The Pullman Car The Pullman Coach was built for the Colorado and Southern Railroad and ran exclusively for them as car number 544 until its retirement. Constructed in 1905, it was one of the last plush wooden coaches and served as a chair car. Although it started out with a wooden undercarriage, it was outfitted with a steel one in 1922. Its last official ride was the Denver to Louisville route in 1970, when it was retired. For awhile the car sat near Highway 36 as part of a larger property, and then was moved to Nederland in 1975. While it sat, its beautiful stained glass windows became a potential target for vandals. However, a large colony of bees had taken up residence in it, and in the process of stealing some windows the thieves were swarmed, and ran screaming from the scene and so the bees saved the rest of the windows for posterity.
The Circus Car The Circus Car was originally built and used as a railway post office car as car number 27 in 1872 by the Union Pacific Railroad and traveled on the Union Pacific Denver and Gulf Railroad. It is one of the standard gauge cars from that time, and was never reconfigured with steel. Sells-Floto acquired the car to replace one which was accidently burned up during a repainting stop in the Colorado and Southern Railroad Denver Shop. This car then became Car Number Two of a set of three advanced advertising cars for the circus, which would arrive in towns a few days before the circus, covered with signs promoting Sells-Floto. Much of this car remains original.
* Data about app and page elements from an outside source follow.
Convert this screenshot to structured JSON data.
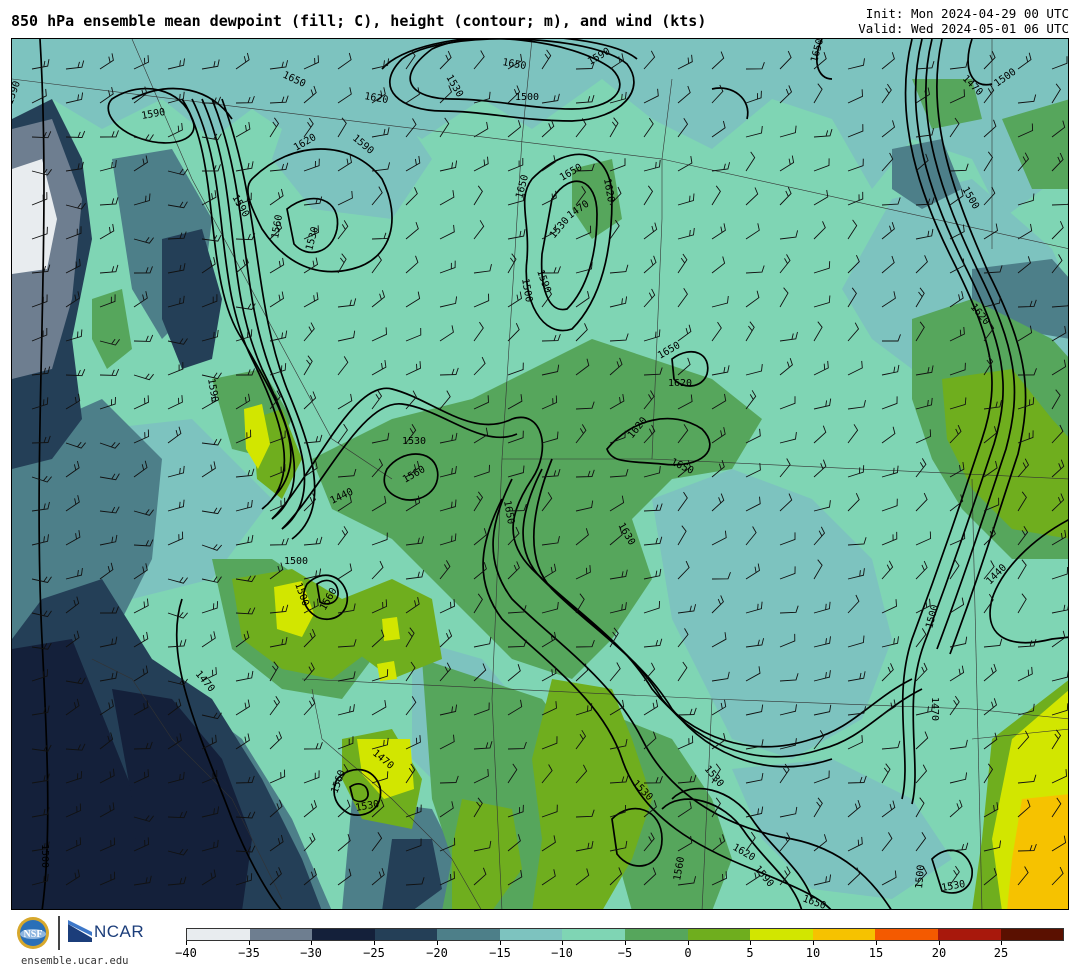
{
  "header": {
    "title": "850 hPa ensemble mean dewpoint (fill; C), height (contour; m), and wind (kts)",
    "init": "Init: Mon 2024-04-29 00 UTC",
    "valid": "Valid: Wed 2024-05-01 06 UTC"
  },
  "colorbar": {
    "tick_labels": [
      "−40",
      "−35",
      "−30",
      "−25",
      "−20",
      "−15",
      "−10",
      "−5",
      "0",
      "5",
      "10",
      "15",
      "20",
      "25"
    ],
    "bins": [
      {
        "range": "-40 to -35",
        "color": "#e8ecef"
      },
      {
        "range": "-35 to -30",
        "color": "#6e7e90"
      },
      {
        "range": "-30 to -25",
        "color": "#14203a"
      },
      {
        "range": "-25 to -20",
        "color": "#243f57"
      },
      {
        "range": "-20 to -15",
        "color": "#4d7f89"
      },
      {
        "range": "-15 to -10",
        "color": "#7dc3bf"
      },
      {
        "range": "-10 to -5",
        "color": "#7fd5b4"
      },
      {
        "range": "-5 to 0",
        "color": "#56a65c"
      },
      {
        "range": "0 to 5",
        "color": "#6fae1e"
      },
      {
        "range": "5 to 10",
        "color": "#d2e600"
      },
      {
        "range": "10 to 15",
        "color": "#f6c200"
      },
      {
        "range": "15 to 20",
        "color": "#f45a00"
      },
      {
        "range": "20 to 25",
        "color": "#a8180c"
      },
      {
        "range": "25 to 30",
        "color": "#5a1000"
      }
    ]
  },
  "contour_labels": [
    "1590",
    "1650",
    "1620",
    "1530",
    "1650",
    "1590",
    "1500",
    "1590",
    "1620",
    "1590",
    "1650",
    "1560",
    "1530",
    "1650",
    "1530",
    "1470",
    "1500",
    "1590",
    "1620",
    "1650",
    "1530",
    "1560",
    "1440",
    "1620",
    "1650",
    "1620",
    "1630",
    "1650",
    "1500",
    "1590",
    "1500",
    "1560",
    "1470",
    "1470",
    "1560",
    "1500",
    "1530",
    "1500",
    "1530",
    "1470",
    "1530",
    "1620",
    "1590",
    "1650",
    "1560",
    "1500",
    "1530",
    "1500",
    "1470",
    "1440",
    "1650",
    "1620",
    "1500",
    "1590"
  ],
  "logos": {
    "nsf": "NSF",
    "ncar": "NCAR",
    "site": "ensemble.ucar.edu"
  }
}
The Caboose This caboose was built in 1910 for the Colorado & Southern Railroad, originally car number 242. It is among the last cabooses to feature an all wooden curved ceiling—the end of an era, as later models had flat ceilings . It was involved in an accident in Larkspur, Colorado in 1920, and rebuilt in 1921. Then this accident prone caboose, while sitting in Rice Yard, became a victim of the devastating South Platte Flood of 1965, when much of Littleton and Denver were submerged in rushing water. It was retired shortly thereafter, and taken to the town of Wall Street, Colorado before it was moved to Nederland. It featured, during its time of operation, sleeping bunks for 8 men, a stove and coal box, lockers, a desk and a cooler. Its total weight is 37,800 lbs.